◆ **Task goal**
Find the lines below holding the word "Best" and copy each of them.

◆ **Input material**
****
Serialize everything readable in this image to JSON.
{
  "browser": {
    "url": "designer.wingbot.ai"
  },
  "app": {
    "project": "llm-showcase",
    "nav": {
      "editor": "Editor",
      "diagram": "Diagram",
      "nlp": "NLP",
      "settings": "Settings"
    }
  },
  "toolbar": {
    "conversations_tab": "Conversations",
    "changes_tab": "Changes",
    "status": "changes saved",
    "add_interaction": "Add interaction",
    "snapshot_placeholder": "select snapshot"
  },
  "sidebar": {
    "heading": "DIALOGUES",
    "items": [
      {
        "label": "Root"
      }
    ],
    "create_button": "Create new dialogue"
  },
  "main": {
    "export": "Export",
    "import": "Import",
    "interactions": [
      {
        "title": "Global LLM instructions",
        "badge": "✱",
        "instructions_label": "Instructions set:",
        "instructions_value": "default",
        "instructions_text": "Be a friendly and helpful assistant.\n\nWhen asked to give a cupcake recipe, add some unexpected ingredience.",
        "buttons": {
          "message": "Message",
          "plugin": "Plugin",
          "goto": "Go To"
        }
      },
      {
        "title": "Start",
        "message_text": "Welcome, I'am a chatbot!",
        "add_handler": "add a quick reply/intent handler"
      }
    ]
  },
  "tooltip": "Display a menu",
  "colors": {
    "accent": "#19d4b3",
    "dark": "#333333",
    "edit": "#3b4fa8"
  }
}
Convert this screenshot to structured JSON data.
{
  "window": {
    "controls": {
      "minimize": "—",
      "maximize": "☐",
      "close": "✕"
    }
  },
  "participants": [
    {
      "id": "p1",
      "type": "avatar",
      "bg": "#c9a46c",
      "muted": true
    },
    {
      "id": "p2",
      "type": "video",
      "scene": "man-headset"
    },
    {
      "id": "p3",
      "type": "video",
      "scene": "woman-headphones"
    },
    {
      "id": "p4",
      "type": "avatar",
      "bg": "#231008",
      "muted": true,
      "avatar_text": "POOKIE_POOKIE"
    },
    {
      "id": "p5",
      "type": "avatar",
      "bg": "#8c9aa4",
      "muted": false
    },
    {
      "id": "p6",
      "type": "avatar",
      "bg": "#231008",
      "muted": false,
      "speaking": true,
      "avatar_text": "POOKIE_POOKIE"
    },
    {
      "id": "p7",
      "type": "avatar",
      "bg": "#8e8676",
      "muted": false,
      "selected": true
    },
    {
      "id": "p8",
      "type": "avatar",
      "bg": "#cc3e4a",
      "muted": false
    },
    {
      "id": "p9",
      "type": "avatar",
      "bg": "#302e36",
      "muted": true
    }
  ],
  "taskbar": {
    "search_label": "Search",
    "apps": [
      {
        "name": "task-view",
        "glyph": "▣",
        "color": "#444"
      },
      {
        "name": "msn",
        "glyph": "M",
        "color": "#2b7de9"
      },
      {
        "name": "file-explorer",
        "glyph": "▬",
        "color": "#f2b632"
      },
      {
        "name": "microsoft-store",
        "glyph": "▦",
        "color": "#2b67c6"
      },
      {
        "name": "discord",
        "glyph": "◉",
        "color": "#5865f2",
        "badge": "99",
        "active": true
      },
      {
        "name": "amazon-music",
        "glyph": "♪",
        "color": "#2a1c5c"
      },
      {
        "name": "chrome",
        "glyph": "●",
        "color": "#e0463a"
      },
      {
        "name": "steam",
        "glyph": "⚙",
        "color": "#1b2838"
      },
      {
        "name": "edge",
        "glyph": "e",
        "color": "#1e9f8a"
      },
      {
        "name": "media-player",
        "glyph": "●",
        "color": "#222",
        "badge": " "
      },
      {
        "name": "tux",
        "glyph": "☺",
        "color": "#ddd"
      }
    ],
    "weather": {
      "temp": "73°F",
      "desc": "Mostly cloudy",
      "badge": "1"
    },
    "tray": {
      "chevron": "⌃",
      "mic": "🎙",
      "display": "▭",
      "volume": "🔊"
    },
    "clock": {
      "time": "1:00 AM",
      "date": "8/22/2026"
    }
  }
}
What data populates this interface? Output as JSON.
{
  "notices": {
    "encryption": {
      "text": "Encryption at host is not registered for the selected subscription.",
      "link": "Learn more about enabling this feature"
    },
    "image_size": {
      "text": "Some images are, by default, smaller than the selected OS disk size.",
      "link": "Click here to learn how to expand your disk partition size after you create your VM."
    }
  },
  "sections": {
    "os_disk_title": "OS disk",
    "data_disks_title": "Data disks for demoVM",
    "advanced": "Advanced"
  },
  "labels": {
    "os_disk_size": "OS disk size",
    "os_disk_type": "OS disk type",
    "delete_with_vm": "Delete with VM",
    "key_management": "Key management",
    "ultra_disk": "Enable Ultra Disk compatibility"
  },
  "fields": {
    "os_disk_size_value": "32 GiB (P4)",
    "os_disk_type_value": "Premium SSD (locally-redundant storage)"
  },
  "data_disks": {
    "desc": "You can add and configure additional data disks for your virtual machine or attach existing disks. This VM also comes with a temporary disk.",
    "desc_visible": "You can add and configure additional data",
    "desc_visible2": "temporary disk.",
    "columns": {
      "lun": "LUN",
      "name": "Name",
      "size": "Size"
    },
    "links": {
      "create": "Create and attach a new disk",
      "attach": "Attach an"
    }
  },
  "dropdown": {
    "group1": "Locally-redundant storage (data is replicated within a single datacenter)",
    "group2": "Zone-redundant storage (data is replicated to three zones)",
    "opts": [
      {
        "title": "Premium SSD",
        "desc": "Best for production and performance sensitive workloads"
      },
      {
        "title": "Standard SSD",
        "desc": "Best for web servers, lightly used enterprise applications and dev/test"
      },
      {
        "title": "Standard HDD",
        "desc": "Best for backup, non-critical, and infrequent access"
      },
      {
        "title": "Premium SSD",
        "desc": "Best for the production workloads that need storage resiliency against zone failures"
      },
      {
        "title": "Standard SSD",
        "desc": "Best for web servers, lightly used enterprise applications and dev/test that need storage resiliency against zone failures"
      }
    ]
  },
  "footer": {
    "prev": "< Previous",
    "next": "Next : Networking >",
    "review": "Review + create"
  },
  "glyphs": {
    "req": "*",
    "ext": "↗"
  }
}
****
◆ **Task solution**
        "desc": "Best for production and performance sensitive workloads"
        "desc": "Best for web servers, lightly used enterprise applications and dev/test"
        "desc": "Best for backup, non-critical, and infrequent access"
        "desc": "Best for the production workloads that need storage resiliency against zone failures"
        "desc": "Best for web servers, lightly used enterprise applications and dev/test that need storage resiliency against zone failures"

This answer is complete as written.